New York/Paris

Spring 2013

Patrick O’Connor, coordinator, with, Tsuyoshi Tane, Marcos Garcia Rojo + Antoine Santiard, critics

Types and typologies have been uninterruptedly present in architectural discourse since the nineteenth century enlightenment. This discourse is at the core of architectural knowledge as typologies represent a valuable tool that architects use to understand their historic and sociocultural heritage. The formulation of a theory of types has its origin at the works of Quatremère de Quincy (1755-1849) who established three key points for typological categorization: origin, transformation and invention.

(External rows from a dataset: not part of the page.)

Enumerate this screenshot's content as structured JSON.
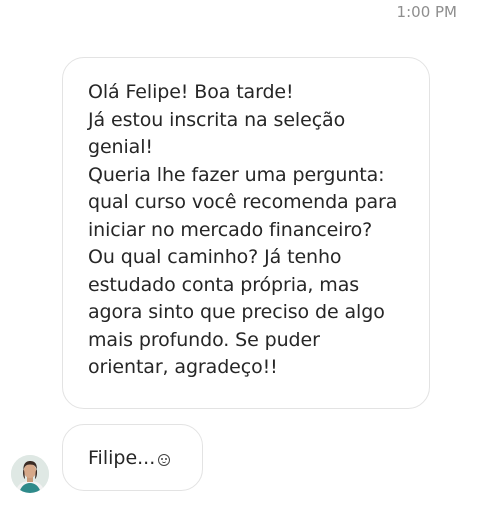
{
  "timestamp": "1:00 PM",
  "message_main": {
    "lines": [
      "Olá Felipe! Boa tarde!",
      "Já estou inscrita na seleção",
      "genial!",
      "Queria lhe fazer uma pergunta:",
      "qual curso você recomenda para",
      "iniciar no mercado financeiro?",
      "Ou qual caminho? Já tenho",
      "estudado conta própria, mas",
      "agora sinto que preciso de algo",
      "mais profundo. Se puder",
      "orientar, agradeço!!"
    ]
  },
  "message_reply": {
    "text": "Filipe..."
  },
  "icons": {
    "reply_emoji": "smiley-emoji-icon",
    "avatar": "user-avatar"
  }
}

The studio aimed to provide the students with the basic understanding of the notion of type and present typological evolution as a triggering device for innovative design. Starting from an overall view of the typological tradition, the studio focused on libraries as communal case-studies. The existing gap between the socio-cultural evolution of the idea of a library (the notion of book, the act of public reading, etc.) and its associated architectural types offers a great opportunity for research and innovation. Ultimately, the students tested their typological findings by applying them to four precise situations in the city of Paris using a given program for a library. The students questioned the role that libraries can play today in dense urban environments while speculating about the potentials of a relatively obsolete type in its traditional form.

Emily Oppenheim A/B
Hannah Manning-Scott C/D